┌─ PROVIDED RECORDS
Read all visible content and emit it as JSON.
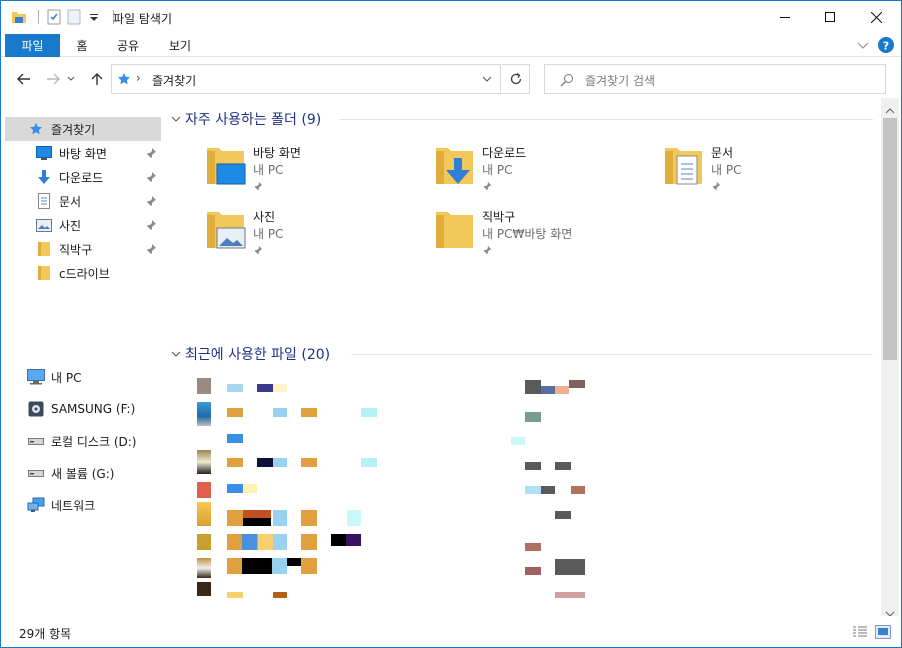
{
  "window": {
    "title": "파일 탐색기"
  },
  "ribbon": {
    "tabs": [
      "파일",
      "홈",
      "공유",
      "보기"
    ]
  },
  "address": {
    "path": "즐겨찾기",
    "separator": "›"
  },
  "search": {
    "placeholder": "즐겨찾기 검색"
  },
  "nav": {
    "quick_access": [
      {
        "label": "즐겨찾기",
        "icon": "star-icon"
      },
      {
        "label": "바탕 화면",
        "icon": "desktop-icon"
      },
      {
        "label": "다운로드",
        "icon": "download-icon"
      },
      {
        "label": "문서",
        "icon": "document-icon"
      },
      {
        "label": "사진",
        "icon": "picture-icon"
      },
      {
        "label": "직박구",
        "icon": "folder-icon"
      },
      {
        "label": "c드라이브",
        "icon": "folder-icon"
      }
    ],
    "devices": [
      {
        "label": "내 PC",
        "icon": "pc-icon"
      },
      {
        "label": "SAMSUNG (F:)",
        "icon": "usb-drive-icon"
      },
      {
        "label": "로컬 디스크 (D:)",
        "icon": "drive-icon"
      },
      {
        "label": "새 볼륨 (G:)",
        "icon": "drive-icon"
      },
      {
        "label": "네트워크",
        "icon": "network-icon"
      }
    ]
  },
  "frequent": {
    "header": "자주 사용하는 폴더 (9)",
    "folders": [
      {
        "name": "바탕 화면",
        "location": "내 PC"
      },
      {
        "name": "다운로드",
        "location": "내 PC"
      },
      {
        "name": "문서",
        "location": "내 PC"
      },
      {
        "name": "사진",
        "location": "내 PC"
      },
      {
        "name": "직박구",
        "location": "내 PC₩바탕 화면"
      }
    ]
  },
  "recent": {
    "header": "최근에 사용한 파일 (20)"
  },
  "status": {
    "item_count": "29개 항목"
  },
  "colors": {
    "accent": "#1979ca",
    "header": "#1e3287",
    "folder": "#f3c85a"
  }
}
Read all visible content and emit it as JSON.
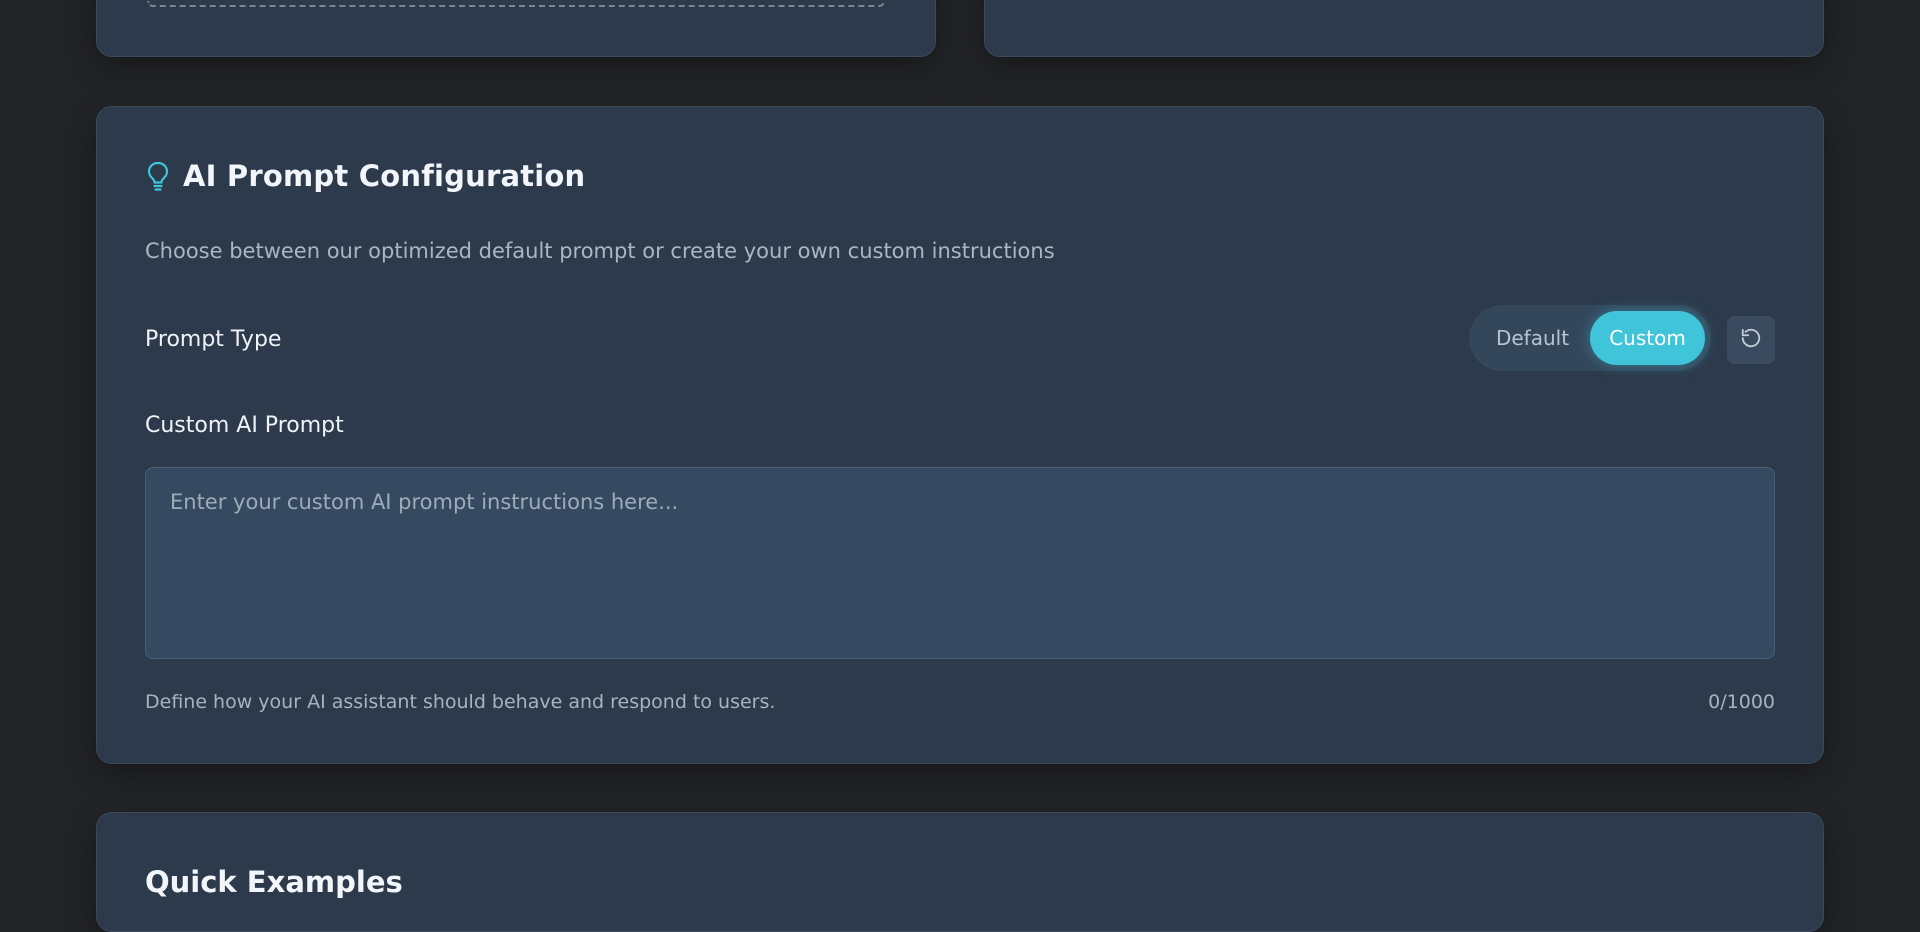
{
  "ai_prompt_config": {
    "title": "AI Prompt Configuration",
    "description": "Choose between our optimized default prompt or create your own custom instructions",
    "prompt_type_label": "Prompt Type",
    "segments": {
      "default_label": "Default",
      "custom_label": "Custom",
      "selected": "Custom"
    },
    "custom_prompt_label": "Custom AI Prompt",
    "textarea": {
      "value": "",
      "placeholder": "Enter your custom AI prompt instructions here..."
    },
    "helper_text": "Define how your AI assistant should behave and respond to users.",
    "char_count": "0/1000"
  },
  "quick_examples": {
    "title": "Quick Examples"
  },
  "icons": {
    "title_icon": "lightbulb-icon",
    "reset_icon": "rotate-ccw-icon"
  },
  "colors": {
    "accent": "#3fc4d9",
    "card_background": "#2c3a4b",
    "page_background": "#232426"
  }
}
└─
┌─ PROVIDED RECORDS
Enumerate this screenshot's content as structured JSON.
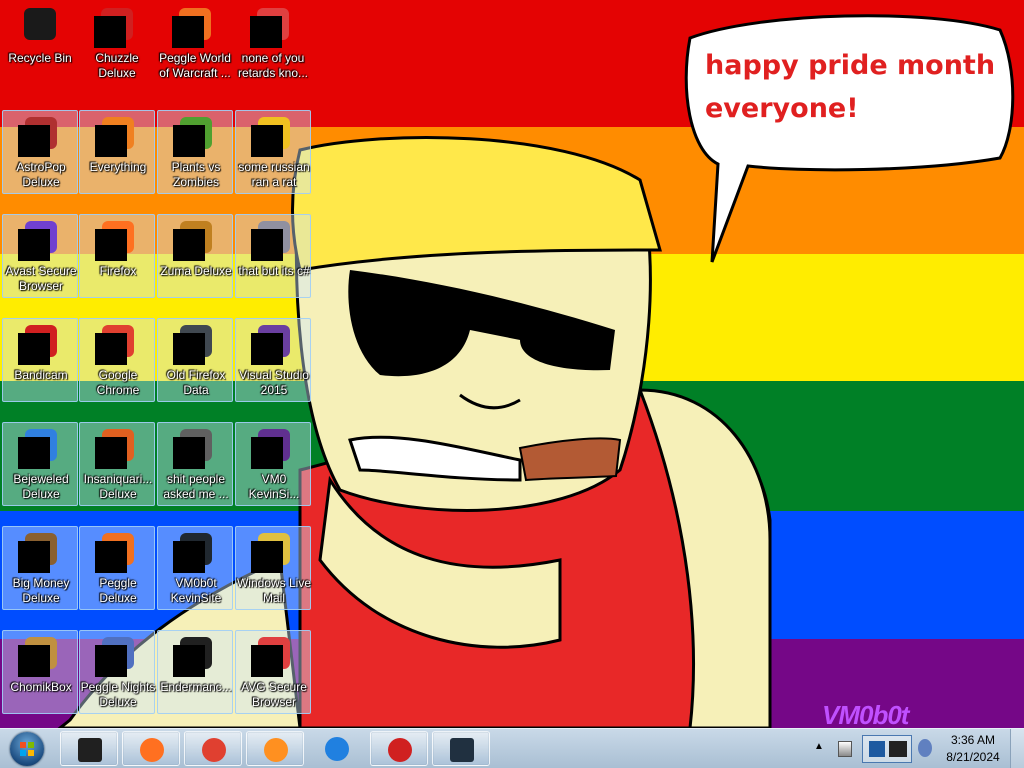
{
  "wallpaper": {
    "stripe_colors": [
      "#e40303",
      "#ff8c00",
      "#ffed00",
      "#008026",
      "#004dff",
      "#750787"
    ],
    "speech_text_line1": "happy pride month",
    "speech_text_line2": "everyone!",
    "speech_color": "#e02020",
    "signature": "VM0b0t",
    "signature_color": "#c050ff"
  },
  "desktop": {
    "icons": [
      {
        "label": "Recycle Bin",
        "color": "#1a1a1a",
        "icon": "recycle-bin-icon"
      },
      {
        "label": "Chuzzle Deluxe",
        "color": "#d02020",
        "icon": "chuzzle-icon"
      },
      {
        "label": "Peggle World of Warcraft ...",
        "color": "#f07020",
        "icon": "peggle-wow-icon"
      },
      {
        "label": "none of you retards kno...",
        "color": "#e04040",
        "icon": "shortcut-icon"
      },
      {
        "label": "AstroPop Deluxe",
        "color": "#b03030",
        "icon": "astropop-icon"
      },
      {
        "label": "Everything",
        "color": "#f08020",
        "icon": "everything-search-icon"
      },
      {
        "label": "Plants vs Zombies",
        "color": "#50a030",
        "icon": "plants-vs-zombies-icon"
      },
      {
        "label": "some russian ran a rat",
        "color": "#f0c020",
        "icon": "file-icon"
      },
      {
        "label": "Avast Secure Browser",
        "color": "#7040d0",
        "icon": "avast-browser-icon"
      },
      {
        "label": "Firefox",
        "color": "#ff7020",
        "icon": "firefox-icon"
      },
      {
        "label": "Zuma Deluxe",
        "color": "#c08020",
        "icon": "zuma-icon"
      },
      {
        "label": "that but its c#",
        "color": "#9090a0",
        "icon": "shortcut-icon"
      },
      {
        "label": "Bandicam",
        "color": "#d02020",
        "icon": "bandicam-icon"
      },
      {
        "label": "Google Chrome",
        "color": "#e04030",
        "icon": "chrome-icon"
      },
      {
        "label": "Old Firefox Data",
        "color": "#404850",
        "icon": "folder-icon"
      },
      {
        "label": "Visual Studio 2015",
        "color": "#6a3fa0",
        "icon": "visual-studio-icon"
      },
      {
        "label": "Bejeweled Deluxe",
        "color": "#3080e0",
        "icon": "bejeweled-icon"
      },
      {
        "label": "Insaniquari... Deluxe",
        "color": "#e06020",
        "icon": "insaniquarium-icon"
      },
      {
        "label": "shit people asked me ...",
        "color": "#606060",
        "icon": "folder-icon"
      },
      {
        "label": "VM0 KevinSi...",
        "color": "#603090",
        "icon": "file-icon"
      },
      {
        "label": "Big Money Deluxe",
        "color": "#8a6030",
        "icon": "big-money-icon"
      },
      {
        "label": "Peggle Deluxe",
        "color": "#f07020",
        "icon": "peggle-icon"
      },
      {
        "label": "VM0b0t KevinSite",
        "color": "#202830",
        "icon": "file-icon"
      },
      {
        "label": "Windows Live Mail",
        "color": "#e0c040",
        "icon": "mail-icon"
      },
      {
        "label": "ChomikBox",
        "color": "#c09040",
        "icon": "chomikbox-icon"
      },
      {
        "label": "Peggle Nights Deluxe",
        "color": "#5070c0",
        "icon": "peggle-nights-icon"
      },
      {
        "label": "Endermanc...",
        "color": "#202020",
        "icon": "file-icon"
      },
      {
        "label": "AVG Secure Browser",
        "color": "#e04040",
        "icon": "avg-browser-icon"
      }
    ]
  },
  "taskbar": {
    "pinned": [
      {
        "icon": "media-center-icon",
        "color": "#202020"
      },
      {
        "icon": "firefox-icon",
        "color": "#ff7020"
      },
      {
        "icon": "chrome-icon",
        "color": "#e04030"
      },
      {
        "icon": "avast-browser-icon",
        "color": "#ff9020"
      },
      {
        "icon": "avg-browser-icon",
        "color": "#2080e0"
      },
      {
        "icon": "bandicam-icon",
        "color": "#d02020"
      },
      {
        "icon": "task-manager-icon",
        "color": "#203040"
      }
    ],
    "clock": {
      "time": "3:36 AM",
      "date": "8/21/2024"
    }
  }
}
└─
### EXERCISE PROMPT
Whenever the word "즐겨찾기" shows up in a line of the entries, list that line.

### RESULT
    "path": "즐겨찾기",
    "placeholder": "즐겨찾기 검색"
        "label": "즐겨찾기",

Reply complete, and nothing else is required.